**INSTRUCTIONS TO FOLLOW:**
Among the entries below, find the lines with the word "object" and copy them.

[[ DATA TO USE, beginning ]]

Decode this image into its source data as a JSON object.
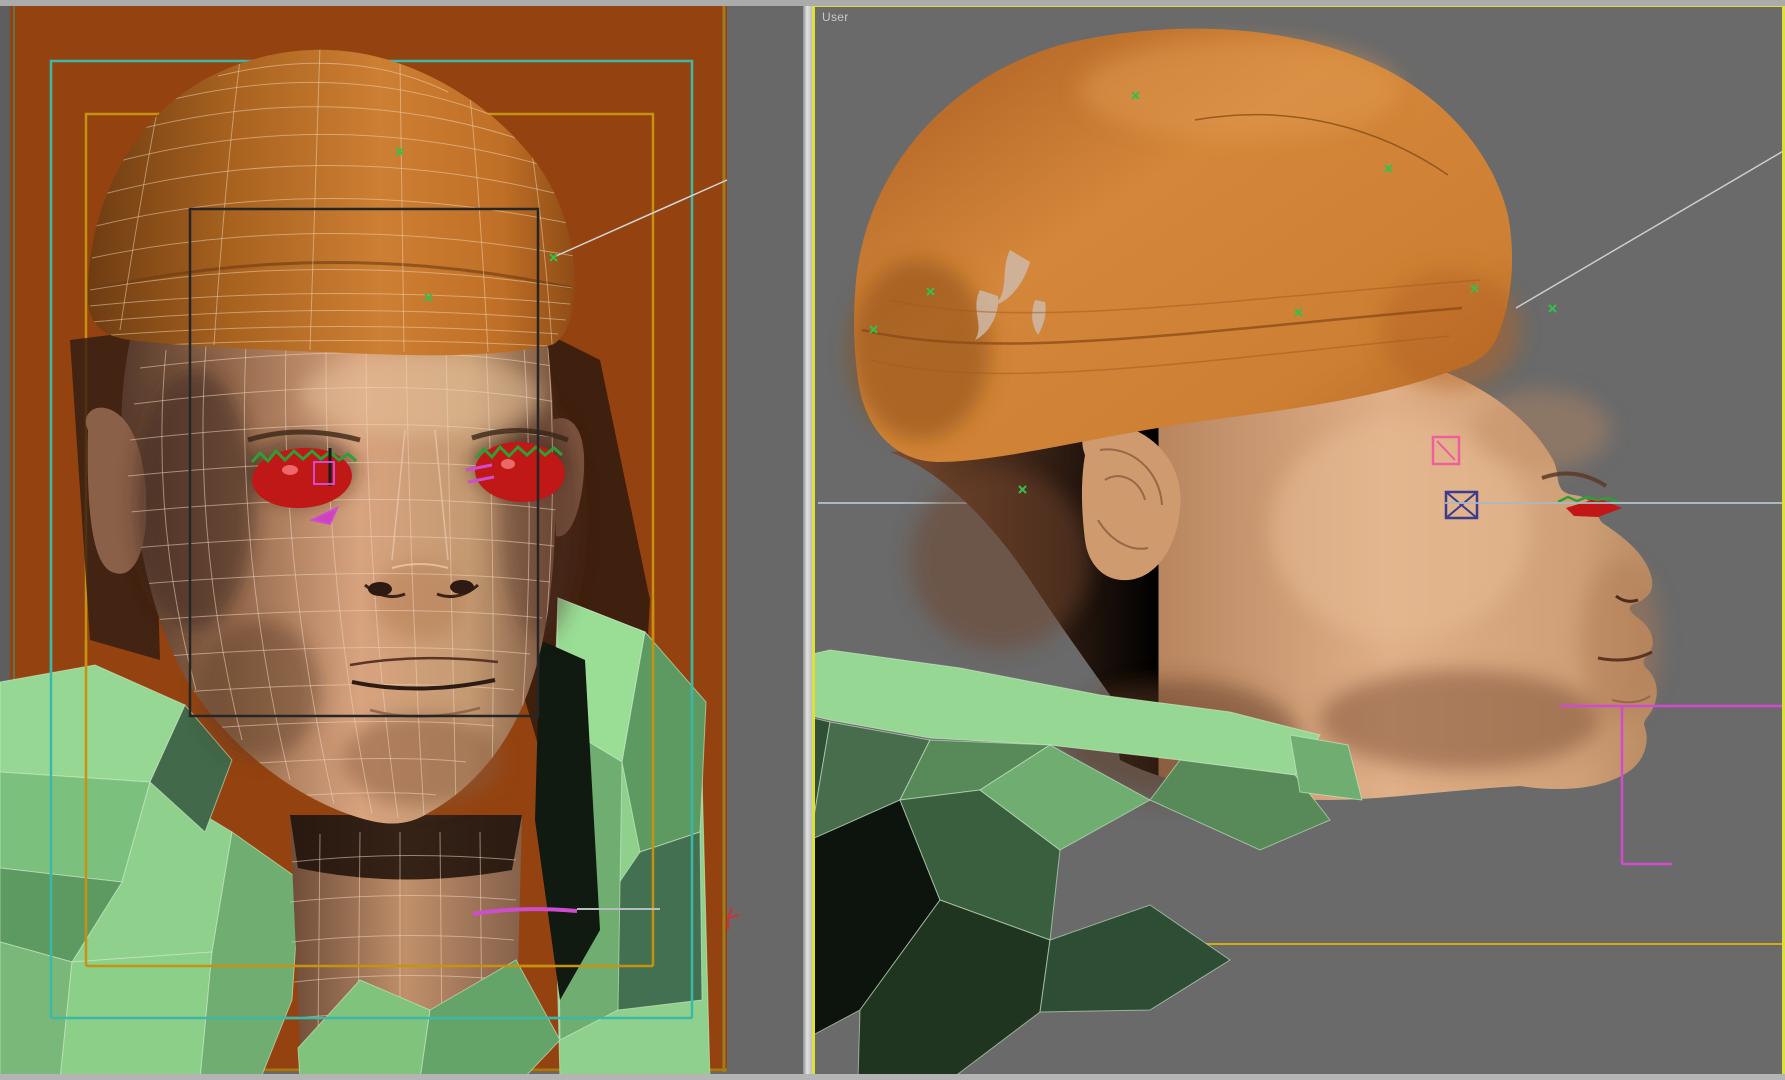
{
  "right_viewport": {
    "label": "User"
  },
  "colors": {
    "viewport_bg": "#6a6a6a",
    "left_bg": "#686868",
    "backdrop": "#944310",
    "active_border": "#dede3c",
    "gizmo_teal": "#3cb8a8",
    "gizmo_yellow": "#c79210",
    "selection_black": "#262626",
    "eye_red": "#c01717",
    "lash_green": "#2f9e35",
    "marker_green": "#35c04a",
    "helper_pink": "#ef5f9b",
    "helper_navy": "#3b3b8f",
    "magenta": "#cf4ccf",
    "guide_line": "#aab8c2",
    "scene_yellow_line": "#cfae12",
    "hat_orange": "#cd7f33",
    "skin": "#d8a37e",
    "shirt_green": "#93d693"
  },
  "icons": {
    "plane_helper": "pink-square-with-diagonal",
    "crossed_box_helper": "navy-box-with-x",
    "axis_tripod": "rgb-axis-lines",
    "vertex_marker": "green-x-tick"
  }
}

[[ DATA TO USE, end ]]
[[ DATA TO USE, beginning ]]

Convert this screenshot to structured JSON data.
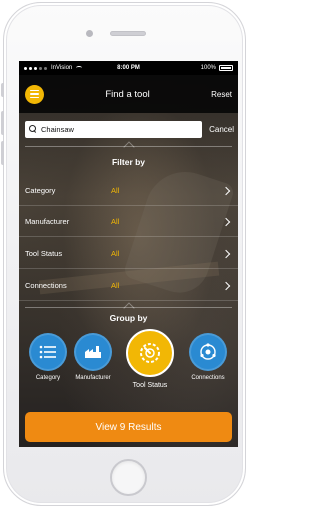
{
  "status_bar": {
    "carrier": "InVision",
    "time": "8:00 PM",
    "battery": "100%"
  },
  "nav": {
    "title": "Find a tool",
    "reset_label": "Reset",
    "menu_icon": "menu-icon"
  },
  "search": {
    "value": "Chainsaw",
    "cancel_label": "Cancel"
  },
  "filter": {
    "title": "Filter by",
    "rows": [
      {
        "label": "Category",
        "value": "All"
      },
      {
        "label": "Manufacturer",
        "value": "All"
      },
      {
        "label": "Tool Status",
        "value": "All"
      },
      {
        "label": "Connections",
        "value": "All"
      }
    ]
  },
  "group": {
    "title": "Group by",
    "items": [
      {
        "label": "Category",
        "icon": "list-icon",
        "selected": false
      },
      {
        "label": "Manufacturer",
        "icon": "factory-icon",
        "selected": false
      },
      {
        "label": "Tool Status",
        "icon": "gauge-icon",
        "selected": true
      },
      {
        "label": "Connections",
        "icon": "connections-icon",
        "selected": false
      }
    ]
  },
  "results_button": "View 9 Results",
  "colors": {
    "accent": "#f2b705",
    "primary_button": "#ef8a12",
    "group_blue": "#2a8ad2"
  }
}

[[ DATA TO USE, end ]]
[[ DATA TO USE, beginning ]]

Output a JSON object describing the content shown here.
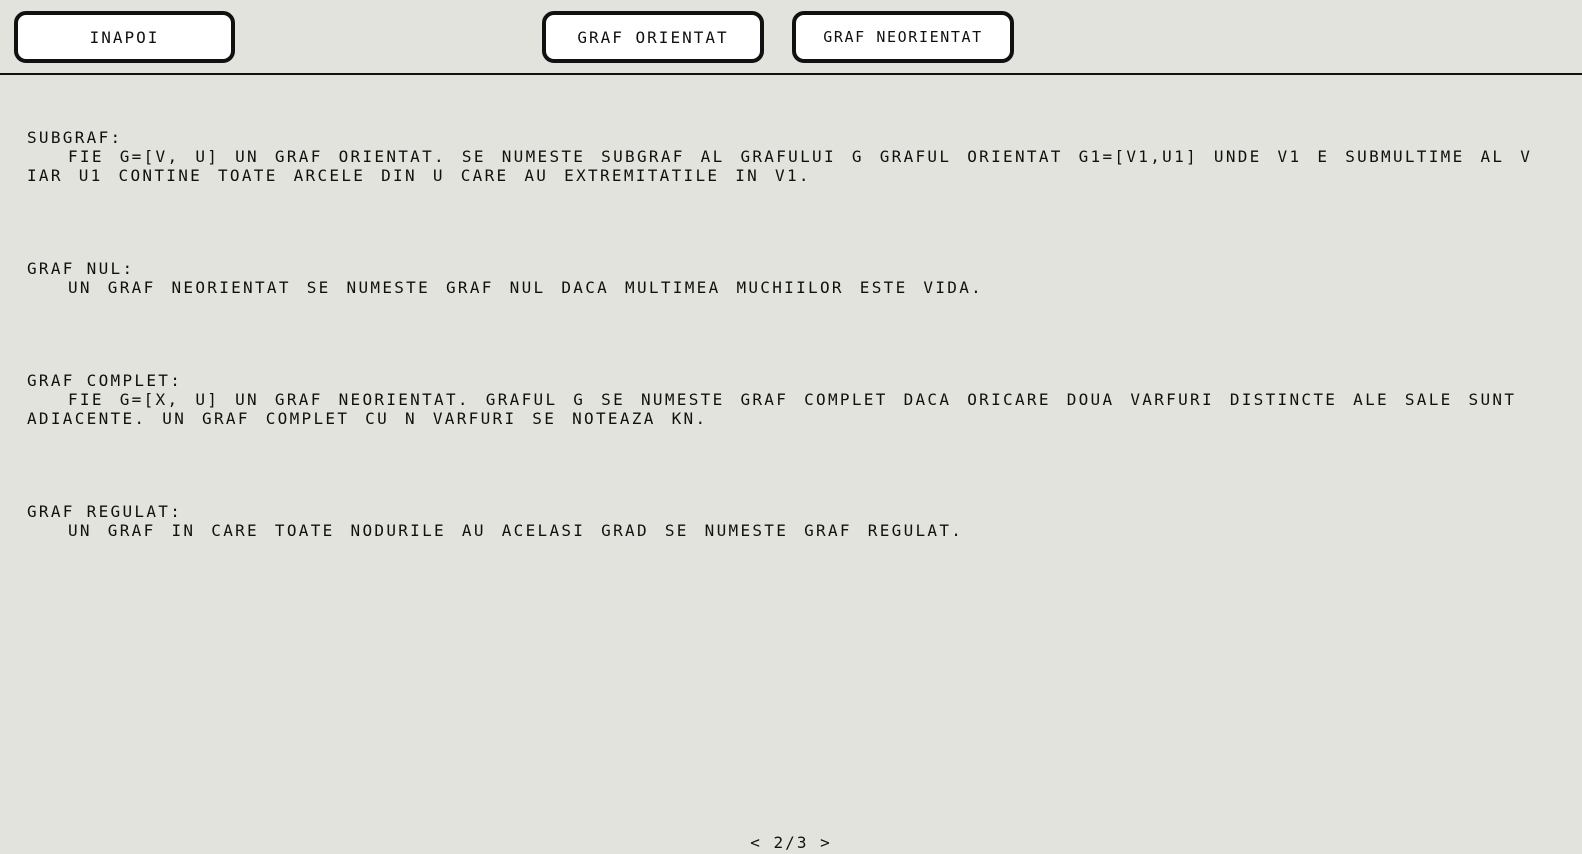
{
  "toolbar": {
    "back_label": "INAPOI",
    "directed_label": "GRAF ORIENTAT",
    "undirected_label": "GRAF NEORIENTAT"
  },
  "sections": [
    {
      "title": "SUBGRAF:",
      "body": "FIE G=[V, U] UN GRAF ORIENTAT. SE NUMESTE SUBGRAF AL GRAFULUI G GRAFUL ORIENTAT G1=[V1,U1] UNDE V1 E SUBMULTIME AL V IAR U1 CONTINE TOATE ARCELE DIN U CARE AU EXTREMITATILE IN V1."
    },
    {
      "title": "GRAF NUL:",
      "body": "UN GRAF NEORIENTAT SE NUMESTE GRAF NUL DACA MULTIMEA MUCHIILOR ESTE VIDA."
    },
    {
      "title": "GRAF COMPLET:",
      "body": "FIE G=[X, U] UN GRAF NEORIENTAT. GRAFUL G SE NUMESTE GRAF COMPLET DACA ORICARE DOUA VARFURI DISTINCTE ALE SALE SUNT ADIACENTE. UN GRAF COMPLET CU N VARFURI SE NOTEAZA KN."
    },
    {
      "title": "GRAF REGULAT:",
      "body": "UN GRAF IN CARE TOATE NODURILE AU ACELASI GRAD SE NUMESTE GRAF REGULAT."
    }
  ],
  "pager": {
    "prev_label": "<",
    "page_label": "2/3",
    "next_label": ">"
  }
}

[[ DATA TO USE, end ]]

**SOLUTION BELOW:**
Decode this image into its source data as a JSON object.
Output a JSON object describing the content shown here.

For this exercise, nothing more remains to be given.